WHAT THE EXERCISE ASKS:
When a line below contains the string "icon", show that line.

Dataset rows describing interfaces

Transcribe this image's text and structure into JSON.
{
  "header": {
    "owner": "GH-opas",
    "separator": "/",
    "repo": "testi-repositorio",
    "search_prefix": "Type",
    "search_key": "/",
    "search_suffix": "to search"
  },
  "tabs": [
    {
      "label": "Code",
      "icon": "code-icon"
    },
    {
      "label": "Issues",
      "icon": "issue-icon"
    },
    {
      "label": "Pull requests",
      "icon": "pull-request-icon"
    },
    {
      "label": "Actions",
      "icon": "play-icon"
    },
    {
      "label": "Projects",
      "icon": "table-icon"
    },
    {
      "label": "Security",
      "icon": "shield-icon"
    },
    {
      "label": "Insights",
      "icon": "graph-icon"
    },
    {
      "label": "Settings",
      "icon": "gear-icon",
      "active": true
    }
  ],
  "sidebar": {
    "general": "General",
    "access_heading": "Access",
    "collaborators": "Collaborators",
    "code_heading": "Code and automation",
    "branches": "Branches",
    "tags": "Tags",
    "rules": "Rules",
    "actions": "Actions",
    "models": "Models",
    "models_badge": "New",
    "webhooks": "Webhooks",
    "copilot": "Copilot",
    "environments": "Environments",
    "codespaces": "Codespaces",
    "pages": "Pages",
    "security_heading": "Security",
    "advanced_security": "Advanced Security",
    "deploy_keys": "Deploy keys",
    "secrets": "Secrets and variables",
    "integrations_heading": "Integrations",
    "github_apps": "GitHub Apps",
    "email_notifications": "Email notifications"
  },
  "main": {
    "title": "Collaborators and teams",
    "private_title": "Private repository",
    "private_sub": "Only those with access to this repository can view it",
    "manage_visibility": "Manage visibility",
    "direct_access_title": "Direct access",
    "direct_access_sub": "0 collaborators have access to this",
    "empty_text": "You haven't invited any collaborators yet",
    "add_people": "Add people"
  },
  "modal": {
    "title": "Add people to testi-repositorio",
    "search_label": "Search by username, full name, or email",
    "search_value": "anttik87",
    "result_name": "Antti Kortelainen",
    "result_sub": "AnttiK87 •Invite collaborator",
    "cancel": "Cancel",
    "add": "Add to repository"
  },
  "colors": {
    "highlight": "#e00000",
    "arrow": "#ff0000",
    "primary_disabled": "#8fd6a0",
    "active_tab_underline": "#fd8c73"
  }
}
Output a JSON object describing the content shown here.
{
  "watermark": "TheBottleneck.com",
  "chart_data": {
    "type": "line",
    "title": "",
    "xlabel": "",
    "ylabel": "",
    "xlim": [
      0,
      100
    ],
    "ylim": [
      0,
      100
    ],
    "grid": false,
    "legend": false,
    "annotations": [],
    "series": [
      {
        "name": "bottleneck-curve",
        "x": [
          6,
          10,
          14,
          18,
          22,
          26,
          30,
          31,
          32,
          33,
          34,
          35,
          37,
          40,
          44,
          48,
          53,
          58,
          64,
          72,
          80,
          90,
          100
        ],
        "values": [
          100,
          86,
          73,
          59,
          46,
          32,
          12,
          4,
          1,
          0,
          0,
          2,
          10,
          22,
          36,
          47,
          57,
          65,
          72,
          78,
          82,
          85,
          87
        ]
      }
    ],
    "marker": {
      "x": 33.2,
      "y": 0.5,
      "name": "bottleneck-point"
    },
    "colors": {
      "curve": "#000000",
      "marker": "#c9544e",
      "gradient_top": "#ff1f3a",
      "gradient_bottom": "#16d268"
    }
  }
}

OUTPUT OF THE EXERCISE:
      "icon": "code-icon"
      "icon": "issue-icon"
      "icon": "pull-request-icon"
      "icon": "play-icon"
      "icon": "table-icon"
      "icon": "shield-icon"
      "icon": "graph-icon"
      "icon": "gear-icon",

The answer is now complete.